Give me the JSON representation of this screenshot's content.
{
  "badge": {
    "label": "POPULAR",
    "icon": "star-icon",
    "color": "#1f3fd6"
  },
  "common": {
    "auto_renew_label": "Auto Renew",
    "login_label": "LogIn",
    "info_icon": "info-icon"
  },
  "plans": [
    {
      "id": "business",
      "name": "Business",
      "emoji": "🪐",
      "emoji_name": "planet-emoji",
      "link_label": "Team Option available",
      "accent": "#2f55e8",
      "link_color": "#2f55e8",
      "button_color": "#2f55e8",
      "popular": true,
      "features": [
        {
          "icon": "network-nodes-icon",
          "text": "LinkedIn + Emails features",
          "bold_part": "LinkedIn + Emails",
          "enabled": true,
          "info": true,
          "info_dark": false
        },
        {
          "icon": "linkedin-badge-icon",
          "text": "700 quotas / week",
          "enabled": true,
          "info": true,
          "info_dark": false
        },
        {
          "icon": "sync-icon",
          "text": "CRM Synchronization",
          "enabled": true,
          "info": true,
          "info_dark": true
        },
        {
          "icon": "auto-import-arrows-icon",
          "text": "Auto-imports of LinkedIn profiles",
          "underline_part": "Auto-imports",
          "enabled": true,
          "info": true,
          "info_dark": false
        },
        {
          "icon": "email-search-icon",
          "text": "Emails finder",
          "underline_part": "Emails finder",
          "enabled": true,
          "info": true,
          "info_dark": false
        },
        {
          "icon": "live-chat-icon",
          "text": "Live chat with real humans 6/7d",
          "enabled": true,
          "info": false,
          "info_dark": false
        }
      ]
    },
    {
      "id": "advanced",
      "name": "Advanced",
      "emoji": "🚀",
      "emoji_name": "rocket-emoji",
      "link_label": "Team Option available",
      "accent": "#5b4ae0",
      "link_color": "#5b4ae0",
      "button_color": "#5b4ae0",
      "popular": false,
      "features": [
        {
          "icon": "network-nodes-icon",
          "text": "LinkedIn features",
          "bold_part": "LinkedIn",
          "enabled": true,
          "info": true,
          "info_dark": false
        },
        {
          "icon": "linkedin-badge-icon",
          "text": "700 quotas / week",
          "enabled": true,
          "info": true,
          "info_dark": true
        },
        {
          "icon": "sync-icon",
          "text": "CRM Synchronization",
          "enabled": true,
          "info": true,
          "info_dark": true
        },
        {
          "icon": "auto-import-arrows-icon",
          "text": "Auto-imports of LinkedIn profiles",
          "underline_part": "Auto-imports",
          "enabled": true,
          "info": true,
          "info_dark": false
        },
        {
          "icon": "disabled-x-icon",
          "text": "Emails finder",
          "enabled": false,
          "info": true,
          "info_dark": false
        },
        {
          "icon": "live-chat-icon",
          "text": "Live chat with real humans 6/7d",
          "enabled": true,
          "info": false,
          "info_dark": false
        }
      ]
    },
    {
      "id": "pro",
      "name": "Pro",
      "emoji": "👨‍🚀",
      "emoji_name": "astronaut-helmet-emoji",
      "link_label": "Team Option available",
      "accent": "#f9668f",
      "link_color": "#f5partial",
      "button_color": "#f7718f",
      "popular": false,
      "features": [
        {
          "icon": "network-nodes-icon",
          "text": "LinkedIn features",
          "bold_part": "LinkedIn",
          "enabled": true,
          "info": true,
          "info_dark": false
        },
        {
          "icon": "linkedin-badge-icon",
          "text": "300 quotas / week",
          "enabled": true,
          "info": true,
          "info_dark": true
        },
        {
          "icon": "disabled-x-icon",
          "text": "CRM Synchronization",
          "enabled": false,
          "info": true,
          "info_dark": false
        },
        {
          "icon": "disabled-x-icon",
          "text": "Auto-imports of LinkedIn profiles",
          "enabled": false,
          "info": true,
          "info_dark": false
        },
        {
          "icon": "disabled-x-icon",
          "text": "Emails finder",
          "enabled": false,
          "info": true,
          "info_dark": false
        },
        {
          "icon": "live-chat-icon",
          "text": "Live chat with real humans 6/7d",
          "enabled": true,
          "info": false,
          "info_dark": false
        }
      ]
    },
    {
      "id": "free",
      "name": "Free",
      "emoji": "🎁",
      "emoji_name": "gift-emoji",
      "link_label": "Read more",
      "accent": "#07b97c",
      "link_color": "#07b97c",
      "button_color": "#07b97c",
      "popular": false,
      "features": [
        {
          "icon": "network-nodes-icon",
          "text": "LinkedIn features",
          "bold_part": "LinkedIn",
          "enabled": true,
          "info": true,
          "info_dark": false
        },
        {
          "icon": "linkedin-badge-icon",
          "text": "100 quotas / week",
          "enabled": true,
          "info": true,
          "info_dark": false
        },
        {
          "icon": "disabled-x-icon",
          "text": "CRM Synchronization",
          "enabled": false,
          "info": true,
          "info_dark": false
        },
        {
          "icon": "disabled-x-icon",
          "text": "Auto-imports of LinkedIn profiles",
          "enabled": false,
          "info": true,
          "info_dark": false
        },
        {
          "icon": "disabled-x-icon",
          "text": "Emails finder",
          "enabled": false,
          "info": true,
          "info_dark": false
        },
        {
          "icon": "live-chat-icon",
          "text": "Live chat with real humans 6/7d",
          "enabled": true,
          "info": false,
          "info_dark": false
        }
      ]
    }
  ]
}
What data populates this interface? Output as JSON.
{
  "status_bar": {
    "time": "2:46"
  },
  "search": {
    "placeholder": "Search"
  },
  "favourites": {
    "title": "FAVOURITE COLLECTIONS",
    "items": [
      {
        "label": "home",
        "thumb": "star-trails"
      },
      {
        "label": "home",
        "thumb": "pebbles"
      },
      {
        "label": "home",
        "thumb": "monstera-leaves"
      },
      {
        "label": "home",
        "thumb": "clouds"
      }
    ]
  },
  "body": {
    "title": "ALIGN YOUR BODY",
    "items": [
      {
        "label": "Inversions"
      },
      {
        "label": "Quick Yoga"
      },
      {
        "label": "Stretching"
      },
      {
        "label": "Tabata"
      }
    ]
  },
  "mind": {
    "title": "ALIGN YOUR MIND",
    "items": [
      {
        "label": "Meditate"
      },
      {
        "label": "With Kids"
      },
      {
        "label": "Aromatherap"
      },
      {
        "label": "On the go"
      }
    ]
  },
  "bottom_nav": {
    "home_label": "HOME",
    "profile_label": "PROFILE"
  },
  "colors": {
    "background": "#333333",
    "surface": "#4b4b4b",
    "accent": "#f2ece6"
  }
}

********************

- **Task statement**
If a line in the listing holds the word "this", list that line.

- **Answer**
Give me the JSON representation of this screenshot's content.
What data populates this interface? Output as JSON.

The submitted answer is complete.